This has got me thinking about normative femininity and how it can take away our power. I mean, Bambi eyelashes are one of the hallmarks of the feminine beauty ideal. Like long hair, a slender “figure,” delicate hands, big eyes..you can add to the list as you wish…long eyelashes that you can “bat” for attention scream femininity. But it’s a type of femininity that can be objectifying to such an extreme degree that I for one have difficulty even taking myself seriously when I exhibit it in certain contexts.
One of those contexts is my work environment. I am in a position of authority and I want to be taken seriously. And when people are literally commenting on your eyelashes (even if they mean it as a compliment), well, it just feels to me that maybe there’s a time and a place to have dramatic eyelashes that people notice, but my workplace is not it.
Another is when I engage in fitness or sport activities. We’ve blogged before about how nice it is to have a protected realm (other than home) where you just don’t need to think about looking sexy or cute or feminine or anything like that. See excellent Sam’s post “Play Hard, Look Cute!” and mine on “What’s So Bad about Pink Anyway?”

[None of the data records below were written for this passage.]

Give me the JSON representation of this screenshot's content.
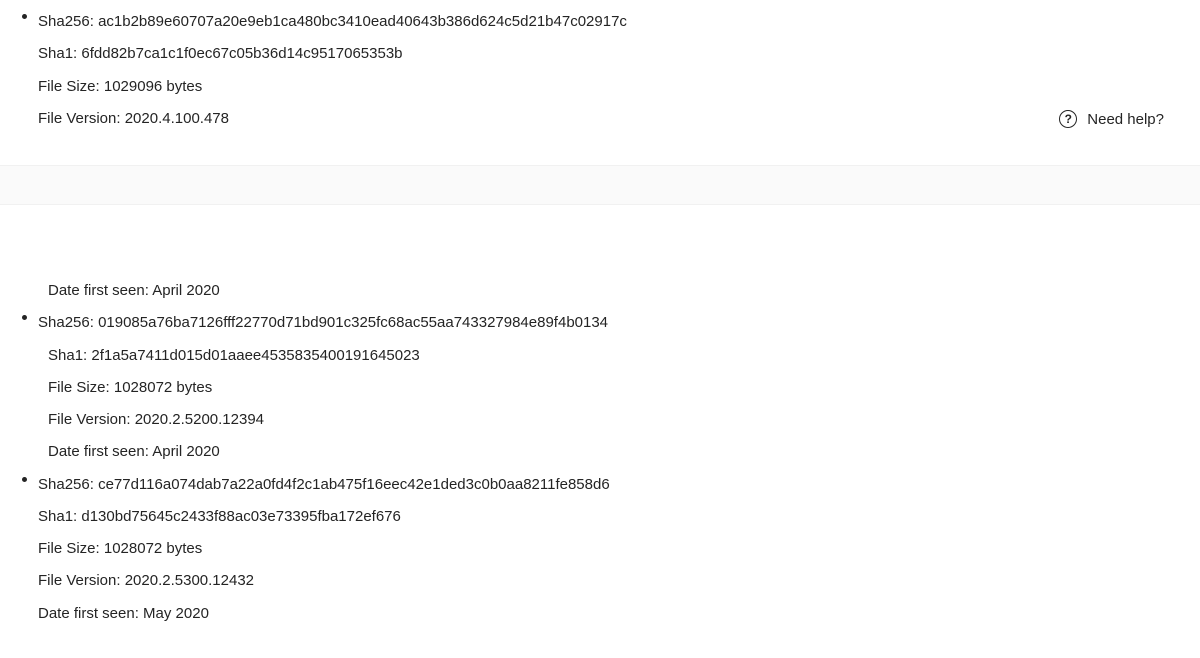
{
  "help": {
    "label": "Need help?"
  },
  "entries": [
    {
      "sha256_label": "Sha256: ",
      "sha256": "ac1b2b89e60707a20e9eb1ca480bc3410ead40643b386d624c5d21b47c02917c",
      "sha1_label": "Sha1: ",
      "sha1": "6fdd82b7ca1c1f0ec67c05b36d14c9517065353b",
      "filesize_label": "File Size: ",
      "filesize": "1029096 bytes",
      "fileversion_label": "File Version: ",
      "fileversion": "2020.4.100.478"
    },
    {
      "datefirst_label": "Date first seen: ",
      "datefirst": "April 2020",
      "sha256_label": "Sha256: ",
      "sha256": "019085a76ba7126fff22770d71bd901c325fc68ac55aa743327984e89f4b0134",
      "sha1_label": "Sha1: ",
      "sha1": "2f1a5a7411d015d01aaee4535835400191645023",
      "filesize_label": "File Size: ",
      "filesize": "1028072 bytes",
      "fileversion_label": "File Version: ",
      "fileversion": "2020.2.5200.12394",
      "datefirst2_label": "Date first seen: ",
      "datefirst2": "April 2020"
    },
    {
      "sha256_label": "Sha256: ",
      "sha256": "ce77d116a074dab7a22a0fd4f2c1ab475f16eec42e1ded3c0b0aa8211fe858d6",
      "sha1_label": "Sha1: ",
      "sha1": "d130bd75645c2433f88ac03e73395fba172ef676",
      "filesize_label": "File Size: ",
      "filesize": "1028072 bytes",
      "fileversion_label": "File Version: ",
      "fileversion": "2020.2.5300.12432",
      "datefirst_label": "Date first seen: ",
      "datefirst": "May 2020"
    }
  ]
}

Anita, Julie and I had a little altercation on the path when we were out for our long run on Sunday morning. It had snowed and there were some icy bits. We were running three abreast, which is not really recommended because it does mean you cross the yellow line and potentially get in the way of the people coming towards you. So we admit this. But when a couple of guys coming the other way shouted “C’mon, share the path!” (fair enough) and then followed it with “You bitch!” that was just a little too much.
On the way back, one of these guys approached and stopped us as he too was coming back the other way. As we talked it through — him reprimanding us for being across the yellow line, which we admitted and apologized for, me pointing out that nevertheless, “you bitch” was thoroughly uncalled for — I couldn’t help thinking “how is he even taking me seriously with these eyelashes of mine?”
Now I’m not saying that women with long eyelashes aren’t to be taken seriously. I’m saying that the trappings of normative femininity mean that, in the current social context, certain markers of it make it more difficult to be taken seriously.
Some women can rock it and still demand the right kind of attention and exude authority. Not me. So I’m taking them off–I’ve got my steaming bowl (because you have to steam them for 10-15 minutes) and my coconut oil (because the oil deteriorates the adhesive) and I’m hoping for the best (because I did read somewhere that it’s risky to do it at home because you could rip out all your eyelashes).
What this little experiment has taught me is that I will not be going in for anything more permanent even if I need a distraction from world events. Dipping my toe into the waters of salon treatments like lash extensions was enough to remind me that I’m not all that enthusiastic about the full range of attributes associated with the normative feminine ideal.